The robots aren’t quite there yet, in many professions. But we’re getting there fast.

When the people who are babies now go out to find jobs — and there may not be quite as many of them as we thought, the AHCA and its successors may well redistribute more wealth upward with bigger and better cuts and outright elimination of things like Medicare, Medicaid, Social Security, EBT/Food Stamps, and so forth, which means higher infant mortality and more kids who die before adulthood — they may find robots doing them.

And not just the poor kids. The less poor kids, the scions of the dying middle class and the bottom of the upper class, the ones making only a paltry quarter million a year, may find their jobs being done by robots as well. It’s easy to imagine robots digging ditches and selling fries, but they can also order supplies and pay bills and manage expenses and plan advertising campaigns and handle routine legal cases and do surgery and repair cars and dispense prescribed medications.
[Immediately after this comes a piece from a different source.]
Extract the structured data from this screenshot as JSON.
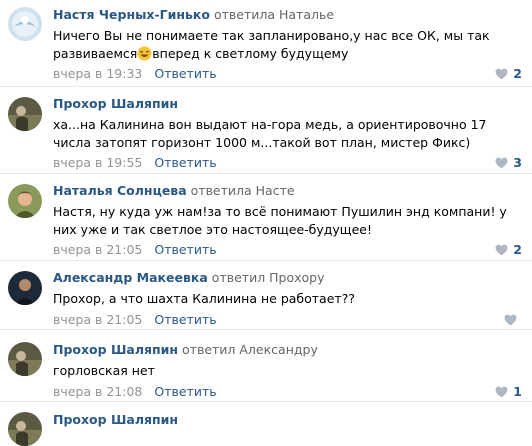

They’re close to that today. In a generation they’ll be able to do it. Once robots are popular enough, the economy of scale kicks in as it is right now with solar and wind power, and prices drop precipitously, and then everyone will want robot workers and nobody will want humans with their messy bathroom breaks and headaches and needing to attend funerals and weddings and wanting retirement funds and asking for raises because the kid needs braces.

So not only will the money be for the top 1%, but the jobs and the healthcare will be for the top 1%. If you’re really lucky. Maybe all those things will be for the top .1%.

And everyone else?

Well, the ones with the money and the jobs and the healthcare will have to figure out what to do with you.

Maybe human servants will come into vogue and we can all get jobs serving the very rich for room and board and maybe some basic medical care. But probably not for cancer or disability or chronic illness. Servants are cheap. When one goes bad, you throw it away and get another one.

Because now life is cheap, and all the gains of society are routed into the pockets of the megawealthy, and all the cool stuff the robots make goes to them as well.

And if you don’t like it? Robots can make more than cool stuff. They can make war as well. Without risking any precious rich skin. Even the military, traditional route out of poverty, can be handled by robots and very, very few humans indeed.

There are a few million more people who can do without healthcare — or at least, who will have to, to free up some more money to give away to the already very wealthy.

Remember, this is a worst case imagining. Things might turn out better than this. But for that to happen, we’re going to have to fight for it. Hopefully figuratively, with words and protests and votes and candidates who can imagine a better purpose for our society than slashing healthcare for half of the nation in order to put a trillion dollars into the pockets of billionaires.